=== Provided data ===

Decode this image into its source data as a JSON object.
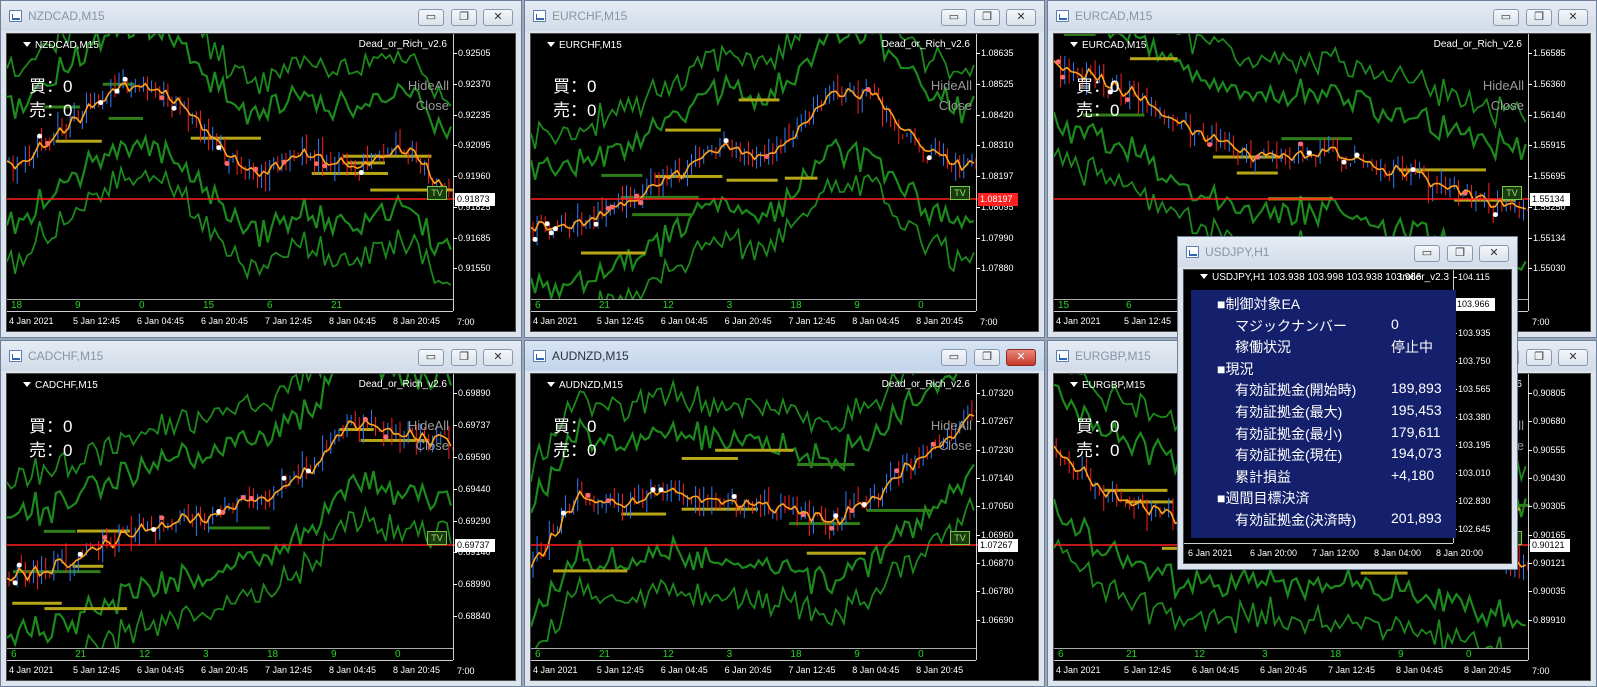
{
  "colors": {
    "bull": "#2f7cff",
    "bear": "#ff1e1e",
    "ma": "#ffa21a",
    "band": "#1c8a1c",
    "level": "#b7a617",
    "greenzone": "#2e7d18",
    "text": "#ffffff",
    "panel": "#14206b"
  },
  "ea_label": "Dead_or_Rich_v2.6",
  "buy_label": "買：0",
  "sell_label": "売：0",
  "hideall": "HideAll",
  "close": "Close",
  "tv": "TV",
  "windows": [
    {
      "title": "NZDCAD,M15",
      "symbol": "NZDCAD,M15",
      "prices": [
        "0.92505",
        "0.92370",
        "0.92235",
        "0.92095",
        "0.91960",
        "0.91825",
        "0.91685",
        "0.91550"
      ],
      "current": "0.91873",
      "current_color": "white",
      "sub_numbers": [
        "18",
        "9",
        "0",
        "15",
        "6",
        "21"
      ],
      "time_labels": [
        "4 Jan 2021",
        "5 Jan 12:45",
        "6 Jan 04:45",
        "6 Jan 20:45",
        "7 Jan 12:45",
        "8 Jan 04:45",
        "8 Jan 20:45"
      ],
      "corner": "7:00"
    },
    {
      "title": "EURCHF,M15",
      "symbol": "EURCHF,M15",
      "prices": [
        "1.08635",
        "1.08525",
        "1.08420",
        "1.08310",
        "1.08197",
        "1.08095",
        "1.07990",
        "1.07880"
      ],
      "current": "1.08197",
      "current_color": "red",
      "sub_numbers": [
        "6",
        "21",
        "12",
        "3",
        "18",
        "9",
        "0"
      ],
      "time_labels": [
        "4 Jan 2021",
        "5 Jan 12:45",
        "6 Jan 04:45",
        "6 Jan 20:45",
        "7 Jan 12:45",
        "8 Jan 04:45",
        "8 Jan 20:45"
      ],
      "corner": "7:00"
    },
    {
      "title": "EURCAD,M15",
      "symbol": "EURCAD,M15",
      "prices": [
        "1.56585",
        "1.56360",
        "1.56140",
        "1.55915",
        "1.55695",
        "1.55250",
        "1.55134",
        "1.55030"
      ],
      "current": "1.55134",
      "current_color": "white",
      "sub_numbers": [
        "15",
        "6"
      ],
      "time_labels": [
        "4 Jan 2021",
        "5 Jan 12:45"
      ],
      "corner": "7:00"
    },
    {
      "title": "CADCHF,M15",
      "symbol": "CADCHF,M15",
      "prices": [
        "0.69890",
        "0.69737",
        "0.69590",
        "0.69440",
        "0.69290",
        "0.69140",
        "0.68990",
        "0.68840"
      ],
      "current": "0.69737",
      "current_color": "white",
      "sub_numbers": [
        "6",
        "21",
        "12",
        "3",
        "18",
        "9",
        "0"
      ],
      "time_labels": [
        "4 Jan 2021",
        "5 Jan 12:45",
        "6 Jan 04:45",
        "6 Jan 20:45",
        "7 Jan 12:45",
        "8 Jan 04:45",
        "8 Jan 20:45"
      ],
      "corner": "7:00"
    },
    {
      "title": "AUDNZD,M15",
      "symbol": "AUDNZD,M15",
      "prices": [
        "1.07320",
        "1.07267",
        "1.07230",
        "1.07140",
        "1.07050",
        "1.06960",
        "1.06870",
        "1.06780",
        "1.06690"
      ],
      "current": "1.07267",
      "current_color": "white",
      "sub_numbers": [
        "6",
        "21",
        "12",
        "3",
        "18",
        "9",
        "0"
      ],
      "time_labels": [
        "4 Jan 2021",
        "5 Jan 12:45",
        "6 Jan 04:45",
        "6 Jan 20:45",
        "7 Jan 12:45",
        "8 Jan 04:45",
        "8 Jan 20:45"
      ],
      "corner": ""
    },
    {
      "title": "EURGBP,M15",
      "symbol": "EURGBP,M15",
      "prices": [
        "0.90805",
        "0.90680",
        "0.90555",
        "0.90430",
        "0.90305",
        "0.90165",
        "0.90121",
        "0.90035",
        "0.89910"
      ],
      "current": "0.90121",
      "current_color": "white",
      "sub_numbers": [
        "6",
        "21",
        "12",
        "3",
        "18",
        "9",
        "0"
      ],
      "time_labels": [
        "4 Jan 2021",
        "5 Jan 12:45",
        "6 Jan 04:45",
        "6 Jan 20:45",
        "7 Jan 12:45",
        "8 Jan 04:45",
        "8 Jan 20:45"
      ],
      "corner": "7:00"
    }
  ],
  "usdjpy": {
    "title": "USDJPY,H1",
    "header": "USDJPY,H1  103.938 103.998 103.938 103.966",
    "header_right": "troller_v2.3",
    "prices": [
      "104.115",
      "103.966",
      "103.935",
      "103.750",
      "103.565",
      "103.380",
      "103.195",
      "103.010",
      "102.830",
      "102.645"
    ],
    "current": "103.966",
    "time_labels": [
      "6 Jan 2021",
      "6 Jan 20:00",
      "7 Jan 12:00",
      "8 Jan 04:00",
      "8 Jan 20:00"
    ],
    "panel": [
      {
        "label": "■制御対象EA",
        "value": "",
        "indent": false
      },
      {
        "label": "マジックナンバー",
        "value": "0",
        "indent": true
      },
      {
        "label": "稼働状況",
        "value": "停止中",
        "indent": true
      },
      {
        "label": "■現況",
        "value": "",
        "indent": false
      },
      {
        "label": "有効証拠金(開始時)",
        "value": "189,893",
        "indent": true
      },
      {
        "label": "有効証拠金(最大)",
        "value": "195,453",
        "indent": true
      },
      {
        "label": "有効証拠金(最小)",
        "value": "179,611",
        "indent": true
      },
      {
        "label": "有効証拠金(現在)",
        "value": "194,073",
        "indent": true
      },
      {
        "label": "累計損益",
        "value": "+4,180",
        "indent": true
      },
      {
        "label": "■週間目標決済",
        "value": "",
        "indent": false
      },
      {
        "label": "有効証拠金(決済時)",
        "value": "201,893",
        "indent": true
      }
    ]
  }
}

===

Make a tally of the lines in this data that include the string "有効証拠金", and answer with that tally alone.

5